Start of Block

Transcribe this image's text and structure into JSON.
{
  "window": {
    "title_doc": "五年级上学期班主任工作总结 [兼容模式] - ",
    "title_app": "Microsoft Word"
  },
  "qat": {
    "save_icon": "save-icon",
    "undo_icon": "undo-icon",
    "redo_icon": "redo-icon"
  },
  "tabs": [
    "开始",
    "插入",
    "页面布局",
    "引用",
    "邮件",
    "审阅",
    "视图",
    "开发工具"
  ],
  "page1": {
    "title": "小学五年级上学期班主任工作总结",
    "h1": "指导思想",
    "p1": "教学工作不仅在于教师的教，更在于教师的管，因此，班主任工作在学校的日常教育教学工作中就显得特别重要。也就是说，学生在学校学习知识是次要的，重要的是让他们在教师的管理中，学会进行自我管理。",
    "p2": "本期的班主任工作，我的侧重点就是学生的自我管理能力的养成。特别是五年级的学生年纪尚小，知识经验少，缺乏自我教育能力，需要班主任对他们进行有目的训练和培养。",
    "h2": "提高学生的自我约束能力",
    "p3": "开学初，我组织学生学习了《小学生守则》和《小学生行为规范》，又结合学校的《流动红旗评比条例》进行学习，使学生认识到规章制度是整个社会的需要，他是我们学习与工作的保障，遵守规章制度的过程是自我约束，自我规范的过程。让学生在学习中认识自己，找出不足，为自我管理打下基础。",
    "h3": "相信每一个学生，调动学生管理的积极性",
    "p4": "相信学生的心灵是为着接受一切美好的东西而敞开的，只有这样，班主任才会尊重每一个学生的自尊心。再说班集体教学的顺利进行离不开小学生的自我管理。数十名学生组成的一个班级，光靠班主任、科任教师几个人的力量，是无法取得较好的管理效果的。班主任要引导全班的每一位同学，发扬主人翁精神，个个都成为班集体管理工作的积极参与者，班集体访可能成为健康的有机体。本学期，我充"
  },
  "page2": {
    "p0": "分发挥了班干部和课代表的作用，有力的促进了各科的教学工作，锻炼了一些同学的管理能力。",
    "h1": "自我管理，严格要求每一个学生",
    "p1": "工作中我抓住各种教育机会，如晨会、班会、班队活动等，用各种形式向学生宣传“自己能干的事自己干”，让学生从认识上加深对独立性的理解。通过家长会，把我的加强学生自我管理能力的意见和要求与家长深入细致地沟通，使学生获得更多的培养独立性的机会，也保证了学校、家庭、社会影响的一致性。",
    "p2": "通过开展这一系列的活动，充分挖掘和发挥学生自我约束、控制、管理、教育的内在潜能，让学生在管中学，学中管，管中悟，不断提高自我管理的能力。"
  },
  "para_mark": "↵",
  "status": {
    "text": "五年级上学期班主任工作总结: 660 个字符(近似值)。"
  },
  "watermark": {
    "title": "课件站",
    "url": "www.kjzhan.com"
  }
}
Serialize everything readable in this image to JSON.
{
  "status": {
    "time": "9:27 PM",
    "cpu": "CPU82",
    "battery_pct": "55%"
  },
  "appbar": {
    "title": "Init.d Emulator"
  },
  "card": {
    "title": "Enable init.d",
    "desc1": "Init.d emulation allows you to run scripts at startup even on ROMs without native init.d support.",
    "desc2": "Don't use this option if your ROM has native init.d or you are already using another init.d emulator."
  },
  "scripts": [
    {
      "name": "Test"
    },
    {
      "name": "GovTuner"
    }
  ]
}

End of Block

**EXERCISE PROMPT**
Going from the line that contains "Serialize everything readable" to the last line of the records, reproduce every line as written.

**RESULT**
Serialize everything readable in this image to JSON.
{
  "status": {
    "time": "9:27 PM",
    "cpu": "CPU82",
    "battery_pct": "55%"
  },
  "appbar": {
    "title": "Init.d Emulator"
  },
  "card": {
    "title": "Enable init.d",
    "desc1": "Init.d emulation allows you to run scripts at startup even on ROMs without native init.d support.",
    "desc2": "Don't use this option if your ROM has native init.d or you are already using another init.d emulator."
  },
  "scripts": [
    {
      "name": "Test"
    },
    {
      "name": "GovTuner"
    }
  ]
}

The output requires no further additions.